* Tesla up 1.84 pct after two brokerages raise PTs
* JD.com off 5 pct on wider quarterly loss
* Futures up: Dow 104 pts, S&P 14 pts, Nasdaq 35.75 pts (Adds details, comments, updates price)
Aug 14 (Reuters) - Wall Street was set to open higher on Monday as tensions on the Korean peninsula eased slightly after key U.S. officials played down the risk of an imminent war with North Korea.
Global stocks lost nearly $1 trillion last week after President Donald Trump warned North Korea that it would face "fire and fury" if it threatened the United States, leading to a war of words between Pyongyang and Washington.
However, U.S. officials including National Security Adviser H.R. McMaster and CIA Director Mike Pompeo played down the risk on Sunday, while South Korea's president said resolving Pyongyang's nuclear ambitions must be done peacefully.
"Feels as though the North Korean tension seems to be abating a bit, with commentary coming out of China and the United States.
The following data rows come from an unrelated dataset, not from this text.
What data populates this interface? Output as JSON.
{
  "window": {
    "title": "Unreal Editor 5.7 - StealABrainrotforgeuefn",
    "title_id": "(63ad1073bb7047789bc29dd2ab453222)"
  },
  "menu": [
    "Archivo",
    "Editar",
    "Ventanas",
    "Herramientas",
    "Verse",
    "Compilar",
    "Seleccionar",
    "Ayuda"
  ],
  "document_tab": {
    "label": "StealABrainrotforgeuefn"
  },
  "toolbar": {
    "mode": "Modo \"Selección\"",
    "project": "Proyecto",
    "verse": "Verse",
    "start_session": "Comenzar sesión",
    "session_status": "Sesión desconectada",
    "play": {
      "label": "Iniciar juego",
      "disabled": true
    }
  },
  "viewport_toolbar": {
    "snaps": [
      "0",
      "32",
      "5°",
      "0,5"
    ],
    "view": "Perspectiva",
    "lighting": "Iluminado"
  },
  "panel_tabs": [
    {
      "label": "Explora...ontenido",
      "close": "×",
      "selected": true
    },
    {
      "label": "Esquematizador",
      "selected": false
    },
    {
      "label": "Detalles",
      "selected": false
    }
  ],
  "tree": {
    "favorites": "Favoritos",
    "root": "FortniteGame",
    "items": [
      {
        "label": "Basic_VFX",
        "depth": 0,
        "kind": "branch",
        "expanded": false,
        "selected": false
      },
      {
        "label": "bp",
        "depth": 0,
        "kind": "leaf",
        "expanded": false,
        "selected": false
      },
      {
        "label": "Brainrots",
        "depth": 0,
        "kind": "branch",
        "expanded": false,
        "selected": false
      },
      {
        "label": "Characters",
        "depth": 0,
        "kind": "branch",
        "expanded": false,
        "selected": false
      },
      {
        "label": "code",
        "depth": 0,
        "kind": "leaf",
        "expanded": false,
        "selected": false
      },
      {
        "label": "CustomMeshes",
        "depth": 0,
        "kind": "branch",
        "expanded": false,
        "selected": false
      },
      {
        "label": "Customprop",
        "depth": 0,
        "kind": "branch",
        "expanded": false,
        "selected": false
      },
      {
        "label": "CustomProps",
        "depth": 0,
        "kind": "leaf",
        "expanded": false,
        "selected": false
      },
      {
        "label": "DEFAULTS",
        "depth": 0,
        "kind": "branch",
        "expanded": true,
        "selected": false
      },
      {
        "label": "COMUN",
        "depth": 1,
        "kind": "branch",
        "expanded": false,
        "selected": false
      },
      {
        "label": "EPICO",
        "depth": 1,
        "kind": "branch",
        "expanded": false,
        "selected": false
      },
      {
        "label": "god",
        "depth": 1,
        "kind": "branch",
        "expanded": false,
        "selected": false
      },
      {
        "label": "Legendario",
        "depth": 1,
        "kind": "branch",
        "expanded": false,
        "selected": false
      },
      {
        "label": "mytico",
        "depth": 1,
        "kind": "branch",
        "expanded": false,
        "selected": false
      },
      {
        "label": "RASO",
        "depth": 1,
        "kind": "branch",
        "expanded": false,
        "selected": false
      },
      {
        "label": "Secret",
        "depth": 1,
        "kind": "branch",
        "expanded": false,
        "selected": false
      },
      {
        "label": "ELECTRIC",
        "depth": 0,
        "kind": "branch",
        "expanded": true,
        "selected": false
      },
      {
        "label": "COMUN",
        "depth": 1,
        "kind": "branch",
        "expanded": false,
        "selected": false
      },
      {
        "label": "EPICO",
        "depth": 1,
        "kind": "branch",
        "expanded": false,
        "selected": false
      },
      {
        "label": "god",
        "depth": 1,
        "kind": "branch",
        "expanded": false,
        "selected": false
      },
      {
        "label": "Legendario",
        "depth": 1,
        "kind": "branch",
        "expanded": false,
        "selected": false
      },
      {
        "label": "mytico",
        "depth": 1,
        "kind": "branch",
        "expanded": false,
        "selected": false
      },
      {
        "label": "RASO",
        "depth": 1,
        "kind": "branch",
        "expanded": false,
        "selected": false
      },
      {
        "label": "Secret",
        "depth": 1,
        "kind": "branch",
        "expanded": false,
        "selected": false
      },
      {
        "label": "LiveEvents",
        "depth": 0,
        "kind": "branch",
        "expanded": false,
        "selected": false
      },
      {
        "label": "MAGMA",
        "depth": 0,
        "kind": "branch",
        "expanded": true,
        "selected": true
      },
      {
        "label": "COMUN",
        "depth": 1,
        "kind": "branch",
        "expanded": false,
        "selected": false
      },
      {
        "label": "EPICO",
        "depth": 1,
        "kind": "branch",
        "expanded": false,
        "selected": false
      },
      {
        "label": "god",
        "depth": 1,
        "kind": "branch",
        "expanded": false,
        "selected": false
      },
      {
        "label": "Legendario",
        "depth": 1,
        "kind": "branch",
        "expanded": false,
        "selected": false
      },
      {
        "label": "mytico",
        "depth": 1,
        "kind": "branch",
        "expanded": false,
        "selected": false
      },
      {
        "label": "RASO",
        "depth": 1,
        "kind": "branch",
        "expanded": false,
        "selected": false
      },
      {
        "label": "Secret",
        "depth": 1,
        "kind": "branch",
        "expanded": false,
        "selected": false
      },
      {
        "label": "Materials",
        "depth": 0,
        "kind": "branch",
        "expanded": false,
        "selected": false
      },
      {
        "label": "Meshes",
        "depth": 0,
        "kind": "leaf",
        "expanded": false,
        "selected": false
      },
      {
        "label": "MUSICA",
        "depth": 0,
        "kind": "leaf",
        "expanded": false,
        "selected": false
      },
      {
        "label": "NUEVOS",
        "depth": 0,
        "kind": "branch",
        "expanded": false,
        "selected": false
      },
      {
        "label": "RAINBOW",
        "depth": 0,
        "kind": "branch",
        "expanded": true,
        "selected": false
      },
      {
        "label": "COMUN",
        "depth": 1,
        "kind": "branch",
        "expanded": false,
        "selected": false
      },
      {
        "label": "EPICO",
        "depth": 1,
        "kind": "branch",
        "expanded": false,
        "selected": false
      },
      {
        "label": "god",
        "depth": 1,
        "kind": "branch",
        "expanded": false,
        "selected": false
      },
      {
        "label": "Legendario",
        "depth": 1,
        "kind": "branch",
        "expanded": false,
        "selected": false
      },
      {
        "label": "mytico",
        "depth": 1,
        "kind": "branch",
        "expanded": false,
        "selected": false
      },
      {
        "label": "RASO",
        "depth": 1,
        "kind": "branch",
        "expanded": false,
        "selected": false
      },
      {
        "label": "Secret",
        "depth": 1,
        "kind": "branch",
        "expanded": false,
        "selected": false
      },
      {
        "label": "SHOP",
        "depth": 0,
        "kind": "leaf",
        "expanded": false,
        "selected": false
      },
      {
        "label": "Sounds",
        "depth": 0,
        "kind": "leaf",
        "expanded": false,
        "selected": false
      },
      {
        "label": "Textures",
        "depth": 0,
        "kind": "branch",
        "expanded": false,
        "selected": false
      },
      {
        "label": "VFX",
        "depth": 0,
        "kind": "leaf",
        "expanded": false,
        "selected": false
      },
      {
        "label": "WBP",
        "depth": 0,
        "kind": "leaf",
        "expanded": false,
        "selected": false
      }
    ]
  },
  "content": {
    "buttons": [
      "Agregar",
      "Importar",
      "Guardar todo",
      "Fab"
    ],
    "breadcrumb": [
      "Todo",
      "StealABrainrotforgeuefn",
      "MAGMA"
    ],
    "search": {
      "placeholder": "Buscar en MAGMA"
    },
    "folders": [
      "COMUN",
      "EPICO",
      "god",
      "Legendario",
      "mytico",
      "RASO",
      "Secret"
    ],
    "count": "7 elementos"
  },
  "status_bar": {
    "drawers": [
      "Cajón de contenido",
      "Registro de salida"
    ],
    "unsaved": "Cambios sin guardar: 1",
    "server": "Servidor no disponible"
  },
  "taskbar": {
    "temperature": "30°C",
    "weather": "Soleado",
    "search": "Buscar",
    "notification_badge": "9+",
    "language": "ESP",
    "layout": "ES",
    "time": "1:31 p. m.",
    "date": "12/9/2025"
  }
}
But the situation seems to have de-escalated in the near term", said Art Hogan, chief market strategist at Wunderlich Securities.
"After the one and a half percent self-off last week, we got a bit of a investor attitude to buy the dip," Hogan said.
The S&P and the Dow posted their worst weekly decline last week in nearly five months due to the tensions.
However, the three major U.S. stocks indexes managed to break a three-day losing streak on Friday as the chances of another interest rate hike this year were reduced following a weaker-than-expected July consumer price data.
The Federal Reserve has a 2 percent inflation target and tracks a measure that has been stuck at 1.5 percent since May despite the labor market being near full employment.
At 8:31 a.m. ET (1231 GMT), Dow e-minis were up 104 points, or 0.48 percent, with 23,051 contracts changing hands and S&P 500 e-minis were up 14 points, or 0.57 percent, with 194,670 contracts traded.
Nasdaq 100 e-minis were up 35.75 points, or 0.61 percent, on volume of 33,817 contracts.
Oil prices fell as a slowdown in Chinese refining raised concerns about demand in the world's second-biggest consumer, while an increase in U.S. drilling capacity could deepen a global supply glut.
Among stocks, Tesla rose 1.84 percent after two brokerages raised their price targets on the stock, citing the potential success of the company's Model 3 sedan.
JD.com, China's second-largest e-commerce firm, was off about 5 percent after reporting a wider net loss due to higher marketing costs.
Alibaba was up about 1.02 percent after Dan Loeb's Third Point bought 4.5 million shares in the Chinese e-commerce giant.
Netflix shares were down 0.81 percent after Barron's reported on Saturday that the stock could drop by more than half by the end of the decade as Walt Disney plans its own streaming service and Amazon looms. (Reporting by Sruthi Shankar in Bengaluru; Editing by Anil D'Silva)